Top of RECORDS FOR THE TASK
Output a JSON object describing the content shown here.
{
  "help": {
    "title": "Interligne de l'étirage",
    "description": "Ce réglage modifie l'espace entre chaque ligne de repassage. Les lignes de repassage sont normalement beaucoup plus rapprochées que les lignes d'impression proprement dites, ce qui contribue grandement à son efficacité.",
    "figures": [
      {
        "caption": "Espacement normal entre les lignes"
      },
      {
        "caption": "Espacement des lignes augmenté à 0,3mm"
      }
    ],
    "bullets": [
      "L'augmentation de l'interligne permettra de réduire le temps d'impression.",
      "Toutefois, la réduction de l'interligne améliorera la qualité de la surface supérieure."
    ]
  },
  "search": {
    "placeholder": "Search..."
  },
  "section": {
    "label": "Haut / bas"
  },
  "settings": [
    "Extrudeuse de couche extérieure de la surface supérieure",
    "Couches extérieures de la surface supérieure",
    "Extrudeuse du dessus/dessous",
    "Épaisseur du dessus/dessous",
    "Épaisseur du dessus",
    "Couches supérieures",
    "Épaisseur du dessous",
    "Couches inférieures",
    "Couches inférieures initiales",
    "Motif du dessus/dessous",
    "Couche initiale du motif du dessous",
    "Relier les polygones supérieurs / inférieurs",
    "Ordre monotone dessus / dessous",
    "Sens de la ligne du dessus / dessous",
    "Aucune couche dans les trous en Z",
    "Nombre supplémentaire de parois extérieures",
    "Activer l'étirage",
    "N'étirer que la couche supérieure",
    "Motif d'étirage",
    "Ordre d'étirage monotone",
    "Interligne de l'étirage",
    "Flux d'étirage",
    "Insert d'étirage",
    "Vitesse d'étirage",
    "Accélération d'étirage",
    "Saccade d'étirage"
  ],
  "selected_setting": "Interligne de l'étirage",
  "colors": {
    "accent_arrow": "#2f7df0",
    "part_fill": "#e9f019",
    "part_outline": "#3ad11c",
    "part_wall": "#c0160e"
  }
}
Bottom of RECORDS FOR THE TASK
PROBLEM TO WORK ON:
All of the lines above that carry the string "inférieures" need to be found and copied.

RESULT BELOW:
    "Couches inférieures",
    "Couches inférieures initiales",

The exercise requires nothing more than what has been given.